→ ACTIVITY
Retype the whole listing that follows, with nothing added or left out.

→ INFORMATION PROVIDED
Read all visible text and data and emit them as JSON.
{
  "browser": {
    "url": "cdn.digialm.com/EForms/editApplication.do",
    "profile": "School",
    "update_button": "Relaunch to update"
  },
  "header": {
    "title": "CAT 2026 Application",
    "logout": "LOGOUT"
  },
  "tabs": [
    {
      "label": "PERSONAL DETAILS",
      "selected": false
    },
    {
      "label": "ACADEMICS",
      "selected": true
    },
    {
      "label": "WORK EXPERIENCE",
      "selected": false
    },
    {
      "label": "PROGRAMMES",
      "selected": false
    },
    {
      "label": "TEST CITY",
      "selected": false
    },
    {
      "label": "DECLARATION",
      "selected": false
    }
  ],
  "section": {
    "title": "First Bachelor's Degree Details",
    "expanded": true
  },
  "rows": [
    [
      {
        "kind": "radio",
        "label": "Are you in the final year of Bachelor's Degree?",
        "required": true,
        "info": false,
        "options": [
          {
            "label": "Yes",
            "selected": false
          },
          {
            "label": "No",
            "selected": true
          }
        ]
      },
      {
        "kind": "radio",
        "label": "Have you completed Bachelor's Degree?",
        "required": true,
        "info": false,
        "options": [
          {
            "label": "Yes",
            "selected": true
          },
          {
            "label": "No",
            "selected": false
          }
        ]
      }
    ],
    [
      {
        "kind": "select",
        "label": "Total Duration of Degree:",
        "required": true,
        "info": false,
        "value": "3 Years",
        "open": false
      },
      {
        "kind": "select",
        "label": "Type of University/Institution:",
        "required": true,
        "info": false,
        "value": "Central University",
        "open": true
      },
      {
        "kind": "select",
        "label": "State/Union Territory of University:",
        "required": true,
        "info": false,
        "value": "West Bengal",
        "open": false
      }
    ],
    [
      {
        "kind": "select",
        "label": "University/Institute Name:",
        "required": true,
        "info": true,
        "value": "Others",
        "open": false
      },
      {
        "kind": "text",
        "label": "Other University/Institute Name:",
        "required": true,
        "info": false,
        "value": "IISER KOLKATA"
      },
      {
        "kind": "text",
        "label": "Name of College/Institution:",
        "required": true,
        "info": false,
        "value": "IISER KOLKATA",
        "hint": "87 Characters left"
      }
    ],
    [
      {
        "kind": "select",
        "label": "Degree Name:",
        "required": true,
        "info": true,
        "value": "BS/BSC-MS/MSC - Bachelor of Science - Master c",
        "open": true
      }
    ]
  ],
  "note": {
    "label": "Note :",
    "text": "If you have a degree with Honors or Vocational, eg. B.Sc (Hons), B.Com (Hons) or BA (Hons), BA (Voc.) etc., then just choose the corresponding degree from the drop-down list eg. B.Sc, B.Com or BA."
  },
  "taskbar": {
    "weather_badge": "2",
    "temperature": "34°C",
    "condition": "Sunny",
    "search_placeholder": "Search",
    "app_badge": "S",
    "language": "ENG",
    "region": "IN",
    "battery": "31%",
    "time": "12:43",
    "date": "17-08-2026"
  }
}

→ EXERCISE SOLUTION
Read all visible text and data and emit them as JSON.
{
  "browser": {
    "url": "cdn.digialm.com/EForms/editApplication.do",
    "profile": "School",
    "update_button": "Relaunch to update"
  },
  "header": {
    "title": "CAT 2026 Application",
    "logout": "LOGOUT"
  },
  "tabs": [
    {
      "label": "PERSONAL DETAILS",
      "selected": false
    },
    {
      "label": "ACADEMICS",
      "selected": true
    },
    {
      "label": "WORK EXPERIENCE",
      "selected": false
    },
    {
      "label": "PROGRAMMES",
      "selected": false
    },
    {
      "label": "TEST CITY",
      "selected": false
    },
    {
      "label": "DECLARATION",
      "selected": false
    }
  ],
  "section": {
    "title": "First Bachelor's Degree Details",
    "expanded": true
  },
  "rows": [
    [
      {
        "kind": "radio",
        "label": "Are you in the final year of Bachelor's Degree?",
        "required": true,
        "info": false,
        "options": [
          {
            "label": "Yes",
            "selected": false
          },
          {
            "label": "No",
            "selected": true
          }
        ]
      },
      {
        "kind": "radio",
        "label": "Have you completed Bachelor's Degree?",
        "required": true,
        "info": false,
        "options": [
          {
            "label": "Yes",
            "selected": true
          },
          {
            "label": "No",
            "selected": false
          }
        ]
      }
    ],
    [
      {
        "kind": "select",
        "label": "Total Duration of Degree:",
        "required": true,
        "info": false,
        "value": "3 Years",
        "open": false
      },
      {
        "kind": "select",
        "label": "Type of University/Institution:",
        "required": true,
        "info": false,
        "value": "Central University",
        "open": true
      },
      {
        "kind": "select",
        "label": "State/Union Territory of University:",
        "required": true,
        "info": false,
        "value": "West Bengal",
        "open": false
      }
    ],
    [
      {
        "kind": "select",
        "label": "University/Institute Name:",
        "required": true,
        "info": true,
        "value": "Others",
        "open": false
      },
      {
        "kind": "text",
        "label": "Other University/Institute Name:",
        "required": true,
        "info": false,
        "value": "IISER KOLKATA"
      },
      {
        "kind": "text",
        "label": "Name of College/Institution:",
        "required": true,
        "info": false,
        "value": "IISER KOLKATA",
        "hint": "87 Characters left"
      }
    ],
    [
      {
        "kind": "select",
        "label": "Degree Name:",
        "required": true,
        "info": true,
        "value": "BS/BSC-MS/MSC - Bachelor of Science - Master c",
        "open": true
      }
    ]
  ],
  "note": {
    "label": "Note :",
    "text": "If you have a degree with Honors or Vocational, eg. B.Sc (Hons), B.Com (Hons) or BA (Hons), BA (Voc.) etc., then just choose the corresponding degree from the drop-down list eg. B.Sc, B.Com or BA."
  },
  "taskbar": {
    "weather_badge": "2",
    "temperature": "34°C",
    "condition": "Sunny",
    "search_placeholder": "Search",
    "app_badge": "S",
    "language": "ENG",
    "region": "IN",
    "battery": "31%",
    "time": "12:43",
    "date": "17-08-2026"
  }
}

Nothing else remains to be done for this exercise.